-- What this task involves --
Show all lines of the entries in which the word "JSON" is found.
[Extracted data Boundary: Start]
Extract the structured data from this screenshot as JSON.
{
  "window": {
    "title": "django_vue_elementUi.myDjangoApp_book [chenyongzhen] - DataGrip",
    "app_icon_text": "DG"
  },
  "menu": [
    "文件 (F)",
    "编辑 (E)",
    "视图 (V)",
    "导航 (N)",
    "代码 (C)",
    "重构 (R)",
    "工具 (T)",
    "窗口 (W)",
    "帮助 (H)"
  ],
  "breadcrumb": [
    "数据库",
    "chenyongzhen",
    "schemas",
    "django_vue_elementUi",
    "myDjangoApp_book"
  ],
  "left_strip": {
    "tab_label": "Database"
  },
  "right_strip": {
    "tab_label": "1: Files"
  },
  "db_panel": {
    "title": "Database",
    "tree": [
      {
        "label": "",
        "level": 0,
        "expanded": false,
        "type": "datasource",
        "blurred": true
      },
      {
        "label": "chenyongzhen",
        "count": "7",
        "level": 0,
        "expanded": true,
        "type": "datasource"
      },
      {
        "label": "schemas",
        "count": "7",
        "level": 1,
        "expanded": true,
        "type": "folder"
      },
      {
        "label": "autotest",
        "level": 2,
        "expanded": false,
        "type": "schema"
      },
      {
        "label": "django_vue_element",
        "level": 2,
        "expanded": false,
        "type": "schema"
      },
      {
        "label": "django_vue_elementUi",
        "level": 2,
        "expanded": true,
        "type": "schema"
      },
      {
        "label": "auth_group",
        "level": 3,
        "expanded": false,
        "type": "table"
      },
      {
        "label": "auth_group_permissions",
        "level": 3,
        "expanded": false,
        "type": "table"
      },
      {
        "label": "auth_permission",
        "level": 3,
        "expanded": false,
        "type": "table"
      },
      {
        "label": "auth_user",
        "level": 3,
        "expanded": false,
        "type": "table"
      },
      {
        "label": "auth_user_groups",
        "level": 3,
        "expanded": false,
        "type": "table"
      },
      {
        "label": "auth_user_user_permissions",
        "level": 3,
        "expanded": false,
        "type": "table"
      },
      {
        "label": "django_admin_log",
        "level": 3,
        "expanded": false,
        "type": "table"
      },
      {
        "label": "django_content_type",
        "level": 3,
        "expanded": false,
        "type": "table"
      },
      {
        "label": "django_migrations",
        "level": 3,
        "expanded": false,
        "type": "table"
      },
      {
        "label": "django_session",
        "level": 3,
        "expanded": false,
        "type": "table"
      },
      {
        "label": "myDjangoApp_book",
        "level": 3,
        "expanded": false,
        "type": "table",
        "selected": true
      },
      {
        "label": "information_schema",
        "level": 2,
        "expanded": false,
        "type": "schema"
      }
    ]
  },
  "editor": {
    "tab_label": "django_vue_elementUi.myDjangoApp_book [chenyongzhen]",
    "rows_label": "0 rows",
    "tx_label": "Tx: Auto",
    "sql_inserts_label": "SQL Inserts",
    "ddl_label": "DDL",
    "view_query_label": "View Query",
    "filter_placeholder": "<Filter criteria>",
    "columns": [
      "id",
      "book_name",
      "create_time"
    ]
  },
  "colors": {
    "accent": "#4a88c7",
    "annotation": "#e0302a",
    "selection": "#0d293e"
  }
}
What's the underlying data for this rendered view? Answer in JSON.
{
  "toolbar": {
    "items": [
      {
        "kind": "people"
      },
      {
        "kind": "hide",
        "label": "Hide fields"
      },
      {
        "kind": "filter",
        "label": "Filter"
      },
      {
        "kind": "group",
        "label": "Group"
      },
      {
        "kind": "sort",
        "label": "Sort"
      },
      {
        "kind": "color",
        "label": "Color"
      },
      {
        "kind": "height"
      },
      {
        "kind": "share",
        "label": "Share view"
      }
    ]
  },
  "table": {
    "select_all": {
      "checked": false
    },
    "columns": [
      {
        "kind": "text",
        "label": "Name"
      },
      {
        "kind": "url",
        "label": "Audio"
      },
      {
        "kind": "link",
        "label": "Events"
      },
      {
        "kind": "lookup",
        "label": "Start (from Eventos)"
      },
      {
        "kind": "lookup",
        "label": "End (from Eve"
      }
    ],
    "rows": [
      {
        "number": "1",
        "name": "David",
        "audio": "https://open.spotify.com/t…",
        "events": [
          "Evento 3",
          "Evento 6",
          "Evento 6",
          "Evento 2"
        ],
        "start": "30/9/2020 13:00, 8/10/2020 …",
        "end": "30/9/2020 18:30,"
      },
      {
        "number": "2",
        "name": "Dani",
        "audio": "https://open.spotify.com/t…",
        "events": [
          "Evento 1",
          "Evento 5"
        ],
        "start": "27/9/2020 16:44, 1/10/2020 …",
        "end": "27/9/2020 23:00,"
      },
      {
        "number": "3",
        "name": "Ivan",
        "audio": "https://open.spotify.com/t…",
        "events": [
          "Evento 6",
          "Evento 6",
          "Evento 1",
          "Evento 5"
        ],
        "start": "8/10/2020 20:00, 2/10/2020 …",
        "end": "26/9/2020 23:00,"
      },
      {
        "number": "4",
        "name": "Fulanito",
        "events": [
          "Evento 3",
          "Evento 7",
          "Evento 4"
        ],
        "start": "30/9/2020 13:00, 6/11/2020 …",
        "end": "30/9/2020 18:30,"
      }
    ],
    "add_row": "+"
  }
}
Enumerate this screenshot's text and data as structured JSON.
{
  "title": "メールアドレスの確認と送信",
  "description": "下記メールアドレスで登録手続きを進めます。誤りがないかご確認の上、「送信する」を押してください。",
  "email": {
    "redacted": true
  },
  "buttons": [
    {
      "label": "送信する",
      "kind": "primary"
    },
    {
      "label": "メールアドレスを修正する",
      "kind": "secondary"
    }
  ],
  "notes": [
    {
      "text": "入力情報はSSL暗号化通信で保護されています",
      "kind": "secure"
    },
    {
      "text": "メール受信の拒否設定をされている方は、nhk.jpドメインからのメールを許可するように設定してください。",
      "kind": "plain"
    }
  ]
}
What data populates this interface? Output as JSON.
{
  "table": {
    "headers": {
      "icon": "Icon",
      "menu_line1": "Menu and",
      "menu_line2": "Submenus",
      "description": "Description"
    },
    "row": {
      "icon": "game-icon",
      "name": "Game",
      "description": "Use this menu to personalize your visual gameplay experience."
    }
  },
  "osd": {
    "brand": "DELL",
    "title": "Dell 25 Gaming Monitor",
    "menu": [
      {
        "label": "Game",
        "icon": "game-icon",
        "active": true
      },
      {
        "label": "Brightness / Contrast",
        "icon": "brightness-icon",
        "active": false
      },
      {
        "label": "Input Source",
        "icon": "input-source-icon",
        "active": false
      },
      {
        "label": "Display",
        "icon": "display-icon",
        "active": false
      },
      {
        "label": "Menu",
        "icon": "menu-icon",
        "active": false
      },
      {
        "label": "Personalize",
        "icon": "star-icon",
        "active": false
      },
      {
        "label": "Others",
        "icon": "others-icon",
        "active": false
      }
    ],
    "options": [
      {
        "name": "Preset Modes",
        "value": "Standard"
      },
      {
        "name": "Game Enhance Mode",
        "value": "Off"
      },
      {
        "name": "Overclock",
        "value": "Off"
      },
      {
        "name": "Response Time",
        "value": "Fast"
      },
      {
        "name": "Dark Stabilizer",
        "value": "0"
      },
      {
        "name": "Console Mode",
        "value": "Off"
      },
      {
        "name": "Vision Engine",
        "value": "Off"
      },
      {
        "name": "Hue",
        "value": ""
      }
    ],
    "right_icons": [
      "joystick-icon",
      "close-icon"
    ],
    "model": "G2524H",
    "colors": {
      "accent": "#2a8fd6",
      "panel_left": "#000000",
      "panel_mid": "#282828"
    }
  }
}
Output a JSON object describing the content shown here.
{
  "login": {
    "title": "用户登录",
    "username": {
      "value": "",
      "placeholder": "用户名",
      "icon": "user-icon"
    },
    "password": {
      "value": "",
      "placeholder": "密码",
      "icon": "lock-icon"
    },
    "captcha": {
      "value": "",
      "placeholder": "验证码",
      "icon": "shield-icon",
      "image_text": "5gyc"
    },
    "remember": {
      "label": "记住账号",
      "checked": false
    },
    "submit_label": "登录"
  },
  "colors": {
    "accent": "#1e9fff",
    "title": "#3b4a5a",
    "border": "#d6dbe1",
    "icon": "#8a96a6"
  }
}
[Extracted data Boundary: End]
-- Output of the exercise --
Extract the structured data from this screenshot as JSON.
What's the underlying data for this rendered view? Answer in JSON.
Enumerate this screenshot's text and data as structured JSON.
What data populates this interface? Output as JSON.
Output a JSON object describing the content shown here.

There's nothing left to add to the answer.